Next we get into the accepted stereotype of the charismatic and admired church leader and his little supporting hen of a preacher’s wife, uncomplainingly raising the children alone and overlooking insults and trespasses for the sake of the greater good. Female ministers walk into a confusing mix of requirements based on gender stereotypes instead of practical roles. (Is she Sheena, Queen of the Jungle, or Ingrid Bergman playing a nun?) Ministers attract codependent people in droves, both genders, not always based on sex. If these needy people are frustrated, they can be vengeful. If the religious conviction is strong enough to be a governing discipline, that helps.
Back to the parent/child cathexis: how does one wean a child from the natural dependence of babyhood in an emotionally healthy way? First of all, attention must be paid to the child. Second, a child is not a puppet and must be trusted to do his or her own growing in his or her own way but without letting him or her play in traffic. Third, listen to the stories. The great strength of “The Rawness” is that he offers story after story. Mostly, in resilient families, the members go in and out of narcissism and co-dependence, learning as they go where the balance is and how to feel it. Every kid is different, times are different, unexpected things happen. Either it’s fascinating and increases the amount of love, or everyone goes into lockdown and gets drunk, or there’s some variation in between. Hopefully without violence.

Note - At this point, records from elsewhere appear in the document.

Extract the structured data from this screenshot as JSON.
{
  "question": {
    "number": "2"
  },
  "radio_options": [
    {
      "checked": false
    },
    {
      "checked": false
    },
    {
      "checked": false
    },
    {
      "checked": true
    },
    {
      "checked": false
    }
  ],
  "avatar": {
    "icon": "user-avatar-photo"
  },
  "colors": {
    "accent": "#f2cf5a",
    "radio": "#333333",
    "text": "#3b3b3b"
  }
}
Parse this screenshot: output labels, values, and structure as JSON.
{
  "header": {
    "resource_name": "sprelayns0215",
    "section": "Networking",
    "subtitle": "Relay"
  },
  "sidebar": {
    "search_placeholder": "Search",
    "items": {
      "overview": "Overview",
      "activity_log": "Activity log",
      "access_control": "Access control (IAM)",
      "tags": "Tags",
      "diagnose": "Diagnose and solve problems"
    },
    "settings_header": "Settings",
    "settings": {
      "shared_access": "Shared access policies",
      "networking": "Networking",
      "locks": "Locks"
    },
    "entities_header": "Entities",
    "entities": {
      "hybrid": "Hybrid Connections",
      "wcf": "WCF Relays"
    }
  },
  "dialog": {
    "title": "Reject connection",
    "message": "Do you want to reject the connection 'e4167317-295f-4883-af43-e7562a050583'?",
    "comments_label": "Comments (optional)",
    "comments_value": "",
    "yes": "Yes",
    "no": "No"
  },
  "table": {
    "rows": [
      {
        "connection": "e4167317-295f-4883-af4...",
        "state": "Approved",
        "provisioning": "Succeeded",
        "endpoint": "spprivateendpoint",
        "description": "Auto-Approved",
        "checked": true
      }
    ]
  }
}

And hopefully these ideas are interesting and useful enough to avoid all the pointless obsessing about “stress.” There’s too much “game” in stress, mostly coming from pharmaceutical companies. It gets very boring.